Unfortunately, you were also injured in the accident and you’re now pursuing a claim for compensation. Your solicitor has got all the evidence they need to support your claim but the other side won’t make reasonable offers and you’ve been advised that the next step is to issue court proceedings.

The next thing you know, your claim has been transferred to our specialist team at Lyons Davidson because the credit hire company hasn’t recovered its outlay.  You get a questionnaire from us asking you about your vehicle and your financial situation at the time of the accident.

You may or may not have been fully aware that you had, in fact, signed up for a credit hire vehicle rather than a replacement or courtesy vehicle under the terms of your insurance policy.  But – whether you were aware or not – if you signed the documents then you’ll need to co-operate with us and the credit hire company to ensure we maximise recovery of their outlay.

As with anything taken out on a credit basis, the cost will be more than if you’d paid for up front.  You may think the cost of the hire seems unreasonable but this will be for a judge to determine.  Part of the judge’s decision will be based on whether you would have had the money to pay for a hire vehicle in advance at the time of the accident without making unreasonable sacrifices.  This is a hypothetical question and doesn’t mean you would have actually paid for the hire vehicle out of your own pocket. If you would have been able to pay for the hire vehicle, this means the credit hire company will have to accept a lower amount for their outlay.

If you weren’t in a position to pay for a hire vehicle up front, then you the judge will say that you were ‘impecunious’ (i.e. you had little or no money ) at the time of hire.  This means the credit hire company should be able to claim the full cost of the credit hire, as long as it isn’t an unreasonable amount.  We’ll look into factors surrounding reasonableness in another article at a later date.

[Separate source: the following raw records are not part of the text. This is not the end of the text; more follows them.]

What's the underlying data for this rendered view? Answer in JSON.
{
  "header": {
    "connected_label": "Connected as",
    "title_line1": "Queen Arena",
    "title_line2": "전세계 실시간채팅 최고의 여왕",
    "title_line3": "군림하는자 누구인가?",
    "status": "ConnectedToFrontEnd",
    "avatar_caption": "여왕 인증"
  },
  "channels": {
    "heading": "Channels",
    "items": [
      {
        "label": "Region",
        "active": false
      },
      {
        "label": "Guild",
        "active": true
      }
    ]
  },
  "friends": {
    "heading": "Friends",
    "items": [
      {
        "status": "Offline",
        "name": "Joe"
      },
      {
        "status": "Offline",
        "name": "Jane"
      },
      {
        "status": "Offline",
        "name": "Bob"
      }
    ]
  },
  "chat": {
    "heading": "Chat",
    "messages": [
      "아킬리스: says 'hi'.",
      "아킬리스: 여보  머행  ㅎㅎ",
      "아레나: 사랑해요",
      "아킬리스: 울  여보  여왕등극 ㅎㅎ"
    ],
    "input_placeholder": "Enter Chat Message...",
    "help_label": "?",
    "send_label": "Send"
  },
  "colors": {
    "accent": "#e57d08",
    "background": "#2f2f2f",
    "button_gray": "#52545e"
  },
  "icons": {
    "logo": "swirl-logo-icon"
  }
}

If you were ‘impecunious’, then we’ll need to give evidence of this to the judge, so that they are satisfied that the full cost of the credit hire should be awarded. This is why you’ll be asked to send us documents showing your financial position before and throughout the duration of the hire.  This evidence will consist of proof of your earnings for the three months before the accident and covering the duration of the hire. You’ll also need to show what you had in your bank accounts – including joint accounts and whether you had access to any credit cards. Again, these statements will need to cover the three months leading up to the accident and the hire period itself.

If you have any questions regarding credit hire please contact Senior Associate Victoria Priestley by emailing [email protected] or calling 0117 904 7706.